I bought this card as I had heard great reviews and for once, every good thing I had heard about the product was true. I initially had a couple of problems setting the thing up but I contacted the Matrox UK's technical team and spoke to a Mr Hadden who was not only very friendly but managed to solve my problem very quickly and was very competent (thanks Mr Hadden!). I use the card to play games and the performance is very good. The picture quality is out of this World and was far better than I could have ever expected. In the past I have used ATI cards and the support has been very poor, so I found it a refreshing change that when I spoke to Dave at Matrox he was very helpful, interested in my problem and solved it. That is surly all you can hope for.
Now this is a great card! easy to set up and to install and to go with that it is fast! what more can you want? This was never designed to be a gaming card (well not really), how many Matrox cards have you seen around that are for gaming and not business? well there you go then! With the dual head capabilities this is a VERY useful card, i find it highly useful when doing webdesign and graphics etc... though i wouldn't think that it is great for games though it is sooooooooooooo easy to set up! The speed and power however is plenty for most people and with the option of having one extra monitor who could refuse?
I bought the Millenium 400 after reading the great reviews it was getting in magazines and on the internet but when I fitted the card I was very disappointed, some of my 3D games like Quake 3 and Ultima Ascension were running very poorly even with the resolution set as low as 800 x 600. The poor performance was because the Millenium G400 is a 4X AGP card and my motherboard only supported up to 2X. I recently purchased a new motherboard that does support 4X AGP and the improvement in the cards performance is outstanding, my games now run perfectly smooth even at resolutions of up to 1600 x 1200. I would definitely recommend this card, but only if your motherboard supports 4X AGP. The Millenium G400 also has a few other features like DVD playpack, support for two monitors and TV output so you can play your games or watch your DVDs on your TV screen.

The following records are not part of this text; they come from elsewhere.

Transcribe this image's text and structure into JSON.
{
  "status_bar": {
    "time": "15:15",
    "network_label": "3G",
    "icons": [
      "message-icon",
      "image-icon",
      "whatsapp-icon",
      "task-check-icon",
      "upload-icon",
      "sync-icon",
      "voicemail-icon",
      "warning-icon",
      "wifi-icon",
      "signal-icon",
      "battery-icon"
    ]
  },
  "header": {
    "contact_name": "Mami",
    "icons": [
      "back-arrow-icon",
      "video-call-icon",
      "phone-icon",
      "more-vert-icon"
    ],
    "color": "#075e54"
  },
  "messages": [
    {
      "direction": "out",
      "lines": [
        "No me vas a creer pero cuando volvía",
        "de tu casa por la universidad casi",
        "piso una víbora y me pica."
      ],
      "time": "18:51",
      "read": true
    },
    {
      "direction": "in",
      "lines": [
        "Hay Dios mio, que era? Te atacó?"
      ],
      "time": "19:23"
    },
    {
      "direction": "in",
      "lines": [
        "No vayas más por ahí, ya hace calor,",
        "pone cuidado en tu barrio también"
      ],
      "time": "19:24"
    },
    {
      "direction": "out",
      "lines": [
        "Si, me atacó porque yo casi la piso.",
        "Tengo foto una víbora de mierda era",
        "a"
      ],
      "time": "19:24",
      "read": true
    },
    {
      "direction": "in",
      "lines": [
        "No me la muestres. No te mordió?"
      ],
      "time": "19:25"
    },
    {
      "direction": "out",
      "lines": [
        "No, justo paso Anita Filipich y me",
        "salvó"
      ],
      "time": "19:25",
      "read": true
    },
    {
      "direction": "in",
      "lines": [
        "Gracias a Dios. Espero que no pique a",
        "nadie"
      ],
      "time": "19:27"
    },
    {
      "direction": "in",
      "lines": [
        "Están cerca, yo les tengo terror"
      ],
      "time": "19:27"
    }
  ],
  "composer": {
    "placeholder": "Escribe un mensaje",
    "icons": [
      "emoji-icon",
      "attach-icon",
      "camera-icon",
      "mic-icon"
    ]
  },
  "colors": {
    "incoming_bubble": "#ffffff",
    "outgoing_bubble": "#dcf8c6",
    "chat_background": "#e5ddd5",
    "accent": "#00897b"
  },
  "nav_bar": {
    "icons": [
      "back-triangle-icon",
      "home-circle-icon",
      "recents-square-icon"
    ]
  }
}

Currently I work with two PCs, one a beefy P3 running a 3dfx Voodoo 3, and the other is a slightly older machine running the Matrox card. The difference? Not as much as you'd imagine. The matrox is a nice card- you get a lot of performance for your money, it handles polygons well and shades adequately, handls openGL, direct 3d, all the mod cons really, however, I thought I'd warn you of one or two drawbacks.... The matrox will need regular graphic driver updating- I've not found that matrox are particularly quick at releasing new drivers. In assition, you can't simply 'overwrite' an existing driver- Matrox decided it would be a good idea to use an uninstaller utility on their drivers. So firstly you'll need to download this, remove the current driver, then download and install the replacement- costly if you don't have a fast web connection. Also, watch out for some of the graphically heacy games- it won't like them. Activision's Star Trek is a good example.... Okay, well that is about it, nice card for most jobs, a little picky about drives and sometimes choosy about what it will and won't run.